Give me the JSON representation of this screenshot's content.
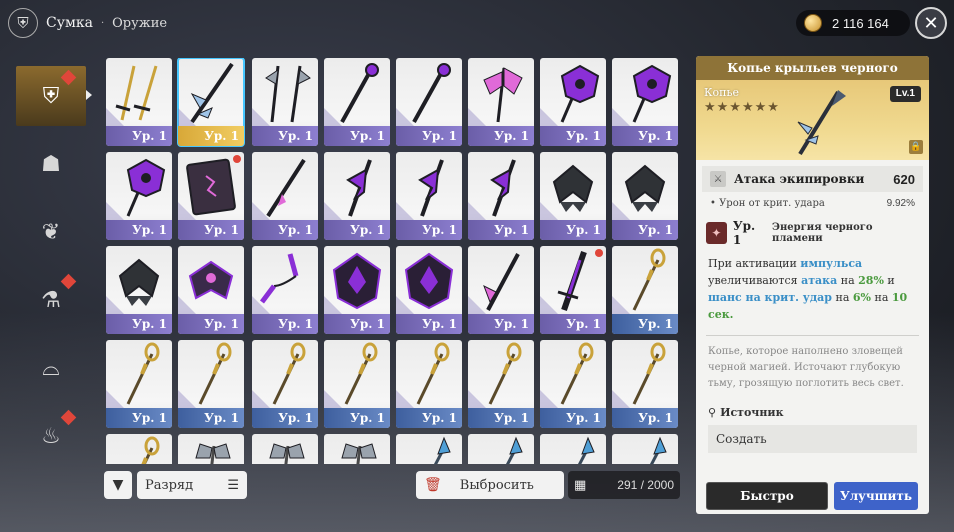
{
  "header": {
    "title": "Сумка",
    "separator": "·",
    "section": "Оружие",
    "gold": "2 116 164",
    "close_icon": "close-icon"
  },
  "categories": [
    {
      "id": "weapon",
      "icon": "shield-swords-icon",
      "active": true,
      "badge": true
    },
    {
      "id": "armor",
      "icon": "armor-icon",
      "active": false,
      "badge": false
    },
    {
      "id": "accessory",
      "icon": "necklace-icon",
      "active": false,
      "badge": false
    },
    {
      "id": "potion",
      "icon": "potion-icon",
      "active": false,
      "badge": true
    },
    {
      "id": "food",
      "icon": "cloche-icon",
      "active": false,
      "badge": false
    },
    {
      "id": "materials",
      "icon": "bag-icon",
      "active": false,
      "badge": true
    }
  ],
  "slot_level_label": "Ур. 1",
  "grid": {
    "rows": [
      [
        "twin-gold-swords",
        "selected-spear",
        "twin-silver-axes",
        "dark-staff",
        "dark-staff",
        "purple-axe",
        "purple-wing-axe",
        "purple-wing-axe"
      ],
      [
        "purple-wing-axe",
        "grimoire",
        "dark-spear",
        "dark-scythe",
        "dark-scythe",
        "dark-scythe",
        "dark-wings",
        "dark-wings"
      ],
      [
        "dark-wings",
        "purple-wings",
        "purple-nunchaku",
        "purple-demon-wings",
        "purple-demon-wings",
        "purple-halberd",
        "purple-greatsword",
        "gold-staff"
      ],
      [
        "gold-staff",
        "gold-staff",
        "gold-staff",
        "gold-staff",
        "gold-staff",
        "gold-staff",
        "gold-staff",
        "gold-staff"
      ],
      [
        "gold-staff",
        "silver-axe",
        "silver-axe",
        "silver-axe",
        "blue-spear",
        "blue-spear",
        "blue-spear",
        "blue-spear"
      ]
    ]
  },
  "toolbar": {
    "sort_label": "Разряд",
    "discard_label": "Выбросить",
    "capacity": "291 / 2000"
  },
  "detail": {
    "title": "Копье крыльев черного пламени",
    "type": "Копье",
    "stars": "★★★★★★",
    "level": "Lv.1",
    "main_stat_label": "Атака экипировки",
    "main_stat_value": "620",
    "sub_stat_label": "Урон от крит. удара",
    "sub_stat_value": "9.92%",
    "skill_level": "Ур. 1",
    "skill_name": "Энергия черного пламени",
    "desc_1": "При активации ",
    "desc_impulse": "импульса",
    "desc_2": " увеличиваются ",
    "desc_attack": "атака",
    "desc_3": " на ",
    "desc_28": "28%",
    "desc_4": " и ",
    "desc_crit": "шанс на крит. удар",
    "desc_5": " на ",
    "desc_6": "6%",
    "desc_6b": " на ",
    "desc_10": "10",
    "desc_sec": "сек.",
    "lore": "Копье, которое наполнено зловещей черной магией. Источают глубокую тьму, грозящую поглотить весь свет.",
    "source_label": "Источник",
    "source_value": "Создать",
    "quick_equip": "Быстро снарядить",
    "upgrade": "Улучшить"
  },
  "colors": {
    "accent_gold": "#8e7338",
    "upgrade_blue": "#3e63c9",
    "selected_outline": "#47c7ff",
    "level_bar_purple": "#8d7fd0",
    "level_bar_gold": "#f1cd62",
    "level_bar_blue": "#6a8bc6"
  }
}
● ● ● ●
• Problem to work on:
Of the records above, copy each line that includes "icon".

• Response to the exercise:
    "close_icon": "close-icon"
      "icon": "shield-swords-icon",
      "icon": "armor-icon",
      "icon": "necklace-icon",
      "icon": "potion-icon",
      "icon": "cloche-icon",
      "icon": "bag-icon",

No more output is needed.